## Supplied material
##############################

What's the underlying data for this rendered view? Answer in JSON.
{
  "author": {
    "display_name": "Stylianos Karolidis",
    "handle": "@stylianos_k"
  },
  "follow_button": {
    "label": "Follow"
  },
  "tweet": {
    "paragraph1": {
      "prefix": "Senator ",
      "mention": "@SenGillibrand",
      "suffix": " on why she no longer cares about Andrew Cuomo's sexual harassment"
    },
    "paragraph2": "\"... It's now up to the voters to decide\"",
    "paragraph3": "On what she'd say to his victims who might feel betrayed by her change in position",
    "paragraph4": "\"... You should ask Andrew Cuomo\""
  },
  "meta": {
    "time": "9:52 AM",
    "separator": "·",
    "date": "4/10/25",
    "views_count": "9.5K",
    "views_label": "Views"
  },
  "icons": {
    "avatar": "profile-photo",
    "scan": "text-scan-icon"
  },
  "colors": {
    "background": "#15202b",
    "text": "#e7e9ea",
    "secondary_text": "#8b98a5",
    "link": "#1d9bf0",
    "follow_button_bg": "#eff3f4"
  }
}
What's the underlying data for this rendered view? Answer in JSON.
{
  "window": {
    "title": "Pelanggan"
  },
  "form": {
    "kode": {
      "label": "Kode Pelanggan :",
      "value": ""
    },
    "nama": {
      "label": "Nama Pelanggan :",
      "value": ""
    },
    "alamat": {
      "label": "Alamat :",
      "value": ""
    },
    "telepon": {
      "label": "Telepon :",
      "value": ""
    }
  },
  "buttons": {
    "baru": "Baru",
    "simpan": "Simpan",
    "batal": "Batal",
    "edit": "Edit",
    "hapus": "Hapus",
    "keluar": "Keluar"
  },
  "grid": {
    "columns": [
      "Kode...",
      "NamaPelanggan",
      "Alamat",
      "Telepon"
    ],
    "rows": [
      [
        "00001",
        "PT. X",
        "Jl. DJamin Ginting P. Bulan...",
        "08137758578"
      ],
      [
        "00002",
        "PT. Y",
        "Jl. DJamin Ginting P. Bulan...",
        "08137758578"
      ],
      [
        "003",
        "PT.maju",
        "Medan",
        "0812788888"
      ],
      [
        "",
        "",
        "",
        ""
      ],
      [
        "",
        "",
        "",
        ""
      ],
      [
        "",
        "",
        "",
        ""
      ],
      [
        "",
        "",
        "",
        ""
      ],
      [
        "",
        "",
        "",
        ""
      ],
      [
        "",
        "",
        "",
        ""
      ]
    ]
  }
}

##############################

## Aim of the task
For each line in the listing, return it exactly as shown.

## Result for this exercise
What's the underlying data for this rendered view? Answer in JSON.
{
  "author": {
    "display_name": "Stylianos Karolidis",
    "handle": "@stylianos_k"
  },
  "follow_button": {
    "label": "Follow"
  },
  "tweet": {
    "paragraph1": {
      "prefix": "Senator ",
      "mention": "@SenGillibrand",
      "suffix": " on why she no longer cares about Andrew Cuomo's sexual harassment"
    },
    "paragraph2": "\"... It's now up to the voters to decide\"",
    "paragraph3": "On what she'd say to his victims who might feel betrayed by her change in position",
    "paragraph4": "\"... You should ask Andrew Cuomo\""
  },
  "meta": {
    "time": "9:52 AM",
    "separator": "·",
    "date": "4/10/25",
    "views_count": "9.5K",
    "views_label": "Views"
  },
  "icons": {
    "avatar": "profile-photo",
    "scan": "text-scan-icon"
  },
  "colors": {
    "background": "#15202b",
    "text": "#e7e9ea",
    "secondary_text": "#8b98a5",
    "link": "#1d9bf0",
    "follow_button_bg": "#eff3f4"
  }
}
What's the underlying data for this rendered view? Answer in JSON.
{
  "window": {
    "title": "Pelanggan"
  },
  "form": {
    "kode": {
      "label": "Kode Pelanggan :",
      "value": ""
    },
    "nama": {
      "label": "Nama Pelanggan :",
      "value": ""
    },
    "alamat": {
      "label": "Alamat :",
      "value": ""
    },
    "telepon": {
      "label": "Telepon :",
      "value": ""
    }
  },
  "buttons": {
    "baru": "Baru",
    "simpan": "Simpan",
    "batal": "Batal",
    "edit": "Edit",
    "hapus": "Hapus",
    "keluar": "Keluar"
  },
  "grid": {
    "columns": [
      "Kode...",
      "NamaPelanggan",
      "Alamat",
      "Telepon"
    ],
    "rows": [
      [
        "00001",
        "PT. X",
        "Jl. DJamin Ginting P. Bulan...",
        "08137758578"
      ],
      [
        "00002",
        "PT. Y",
        "Jl. DJamin Ginting P. Bulan...",
        "08137758578"
      ],
      [
        "003",
        "PT.maju",
        "Medan",
        "0812788888"
      ],
      [
        "",
        "",
        "",
        ""
      ],
      [
        "",
        "",
        "",
        ""
      ],
      [
        "",
        "",
        "",
        ""
      ],
      [
        "",
        "",
        "",
        ""
      ],
      [
        "",
        "",
        "",
        ""
      ],
      [
        "",
        "",
        "",
        ""
      ]
    ]
  }
}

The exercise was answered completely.